## Task material
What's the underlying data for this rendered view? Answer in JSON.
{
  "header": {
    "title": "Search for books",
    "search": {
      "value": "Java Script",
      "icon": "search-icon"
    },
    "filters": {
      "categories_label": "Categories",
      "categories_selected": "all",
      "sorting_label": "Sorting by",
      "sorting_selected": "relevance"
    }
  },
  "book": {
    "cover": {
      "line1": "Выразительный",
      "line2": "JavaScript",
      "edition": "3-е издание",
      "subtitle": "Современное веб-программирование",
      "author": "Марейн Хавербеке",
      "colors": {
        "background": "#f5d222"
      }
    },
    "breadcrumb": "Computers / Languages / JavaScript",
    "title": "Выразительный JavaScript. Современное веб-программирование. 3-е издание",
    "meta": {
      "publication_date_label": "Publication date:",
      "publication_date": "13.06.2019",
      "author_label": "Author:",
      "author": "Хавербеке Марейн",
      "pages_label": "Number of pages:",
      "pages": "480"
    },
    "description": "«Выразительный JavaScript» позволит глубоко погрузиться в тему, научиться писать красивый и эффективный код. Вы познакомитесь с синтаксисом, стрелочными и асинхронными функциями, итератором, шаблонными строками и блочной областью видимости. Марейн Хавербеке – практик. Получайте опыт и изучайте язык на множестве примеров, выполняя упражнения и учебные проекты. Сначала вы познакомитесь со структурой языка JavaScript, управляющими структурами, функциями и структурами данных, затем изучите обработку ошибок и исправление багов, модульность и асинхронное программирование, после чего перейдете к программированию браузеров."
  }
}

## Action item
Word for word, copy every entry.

## Response to the exercise
What's the underlying data for this rendered view? Answer in JSON.
{
  "header": {
    "title": "Search for books",
    "search": {
      "value": "Java Script",
      "icon": "search-icon"
    },
    "filters": {
      "categories_label": "Categories",
      "categories_selected": "all",
      "sorting_label": "Sorting by",
      "sorting_selected": "relevance"
    }
  },
  "book": {
    "cover": {
      "line1": "Выразительный",
      "line2": "JavaScript",
      "edition": "3-е издание",
      "subtitle": "Современное веб-программирование",
      "author": "Марейн Хавербеке",
      "colors": {
        "background": "#f5d222"
      }
    },
    "breadcrumb": "Computers / Languages / JavaScript",
    "title": "Выразительный JavaScript. Современное веб-программирование. 3-е издание",
    "meta": {
      "publication_date_label": "Publication date:",
      "publication_date": "13.06.2019",
      "author_label": "Author:",
      "author": "Хавербеке Марейн",
      "pages_label": "Number of pages:",
      "pages": "480"
    },
    "description": "«Выразительный JavaScript» позволит глубоко погрузиться в тему, научиться писать красивый и эффективный код. Вы познакомитесь с синтаксисом, стрелочными и асинхронными функциями, итератором, шаблонными строками и блочной областью видимости. Марейн Хавербеке – практик. Получайте опыт и изучайте язык на множестве примеров, выполняя упражнения и учебные проекты. Сначала вы познакомитесь со структурой языка JavaScript, управляющими структурами, функциями и структурами данных, затем изучите обработку ошибок и исправление багов, модульность и асинхронное программирование, после чего перейдете к программированию браузеров."
  }
}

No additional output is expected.